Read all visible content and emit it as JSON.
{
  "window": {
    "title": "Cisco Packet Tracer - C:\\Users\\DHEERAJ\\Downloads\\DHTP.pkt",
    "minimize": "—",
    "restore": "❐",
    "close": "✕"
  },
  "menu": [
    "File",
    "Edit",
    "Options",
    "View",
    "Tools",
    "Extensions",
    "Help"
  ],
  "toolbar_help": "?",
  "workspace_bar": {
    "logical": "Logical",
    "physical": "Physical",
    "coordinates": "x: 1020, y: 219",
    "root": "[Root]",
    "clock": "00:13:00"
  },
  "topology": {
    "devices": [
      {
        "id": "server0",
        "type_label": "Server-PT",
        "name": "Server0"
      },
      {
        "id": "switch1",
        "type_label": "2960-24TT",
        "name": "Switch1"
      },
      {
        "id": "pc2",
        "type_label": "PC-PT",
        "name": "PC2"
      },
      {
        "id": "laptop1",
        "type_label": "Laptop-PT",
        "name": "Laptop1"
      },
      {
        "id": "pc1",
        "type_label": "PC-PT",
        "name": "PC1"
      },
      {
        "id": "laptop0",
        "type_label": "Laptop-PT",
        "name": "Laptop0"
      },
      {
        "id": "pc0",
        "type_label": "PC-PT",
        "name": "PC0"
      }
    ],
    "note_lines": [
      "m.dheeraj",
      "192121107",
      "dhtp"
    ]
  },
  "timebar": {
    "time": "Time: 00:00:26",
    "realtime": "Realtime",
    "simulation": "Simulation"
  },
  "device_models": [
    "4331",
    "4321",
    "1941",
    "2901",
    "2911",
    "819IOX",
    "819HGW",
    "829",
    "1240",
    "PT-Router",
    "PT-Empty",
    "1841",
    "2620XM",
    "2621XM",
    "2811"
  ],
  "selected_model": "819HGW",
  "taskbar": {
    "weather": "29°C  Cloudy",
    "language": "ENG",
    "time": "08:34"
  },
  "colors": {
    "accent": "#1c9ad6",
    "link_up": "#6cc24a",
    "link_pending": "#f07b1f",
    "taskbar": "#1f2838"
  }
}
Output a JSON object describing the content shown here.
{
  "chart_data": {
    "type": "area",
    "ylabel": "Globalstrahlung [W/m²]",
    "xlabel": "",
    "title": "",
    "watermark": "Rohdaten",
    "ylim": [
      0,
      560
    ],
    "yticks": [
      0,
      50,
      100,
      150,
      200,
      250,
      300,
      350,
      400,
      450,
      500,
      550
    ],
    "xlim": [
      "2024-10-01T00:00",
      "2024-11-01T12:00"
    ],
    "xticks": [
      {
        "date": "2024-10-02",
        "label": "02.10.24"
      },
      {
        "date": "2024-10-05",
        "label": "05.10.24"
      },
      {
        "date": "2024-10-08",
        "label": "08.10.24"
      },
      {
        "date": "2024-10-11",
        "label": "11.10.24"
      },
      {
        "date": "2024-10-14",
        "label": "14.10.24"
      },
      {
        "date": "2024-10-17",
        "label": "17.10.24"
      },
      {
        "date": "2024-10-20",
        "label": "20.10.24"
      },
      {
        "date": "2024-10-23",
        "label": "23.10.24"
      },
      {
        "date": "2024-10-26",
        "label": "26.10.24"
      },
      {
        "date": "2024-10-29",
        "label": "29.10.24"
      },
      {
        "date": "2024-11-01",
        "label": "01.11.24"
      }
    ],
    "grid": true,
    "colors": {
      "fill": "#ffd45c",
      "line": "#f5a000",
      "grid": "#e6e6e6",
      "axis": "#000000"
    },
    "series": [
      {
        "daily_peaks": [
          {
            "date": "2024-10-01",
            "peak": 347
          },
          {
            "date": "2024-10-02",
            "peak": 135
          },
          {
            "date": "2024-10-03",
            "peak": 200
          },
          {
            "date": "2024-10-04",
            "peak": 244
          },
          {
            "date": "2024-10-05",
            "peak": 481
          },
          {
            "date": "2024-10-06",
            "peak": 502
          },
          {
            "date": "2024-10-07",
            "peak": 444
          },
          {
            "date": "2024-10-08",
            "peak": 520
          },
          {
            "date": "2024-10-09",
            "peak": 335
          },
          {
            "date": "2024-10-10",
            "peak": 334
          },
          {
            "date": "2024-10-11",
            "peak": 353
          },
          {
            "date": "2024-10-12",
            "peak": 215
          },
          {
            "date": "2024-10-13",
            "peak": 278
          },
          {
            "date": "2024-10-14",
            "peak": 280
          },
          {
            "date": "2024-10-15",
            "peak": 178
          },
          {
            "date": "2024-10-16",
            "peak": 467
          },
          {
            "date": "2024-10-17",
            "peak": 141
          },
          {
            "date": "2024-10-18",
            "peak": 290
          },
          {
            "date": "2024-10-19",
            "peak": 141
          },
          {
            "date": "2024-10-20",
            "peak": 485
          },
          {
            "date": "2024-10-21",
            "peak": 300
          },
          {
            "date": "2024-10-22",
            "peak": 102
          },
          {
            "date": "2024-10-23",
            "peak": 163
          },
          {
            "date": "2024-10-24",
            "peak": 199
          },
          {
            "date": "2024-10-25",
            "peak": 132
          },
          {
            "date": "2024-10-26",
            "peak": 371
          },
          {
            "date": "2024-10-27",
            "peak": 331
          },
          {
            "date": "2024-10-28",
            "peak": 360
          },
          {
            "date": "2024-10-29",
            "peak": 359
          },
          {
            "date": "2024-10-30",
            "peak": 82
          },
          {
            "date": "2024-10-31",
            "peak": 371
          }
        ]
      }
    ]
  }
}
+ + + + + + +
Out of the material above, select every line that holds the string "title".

**Result of this exercise**
    "title": "Cisco Packet Tracer - C:\\Users\\DHEERAJ\\Downloads\\DHTP.pkt",
    "title": "",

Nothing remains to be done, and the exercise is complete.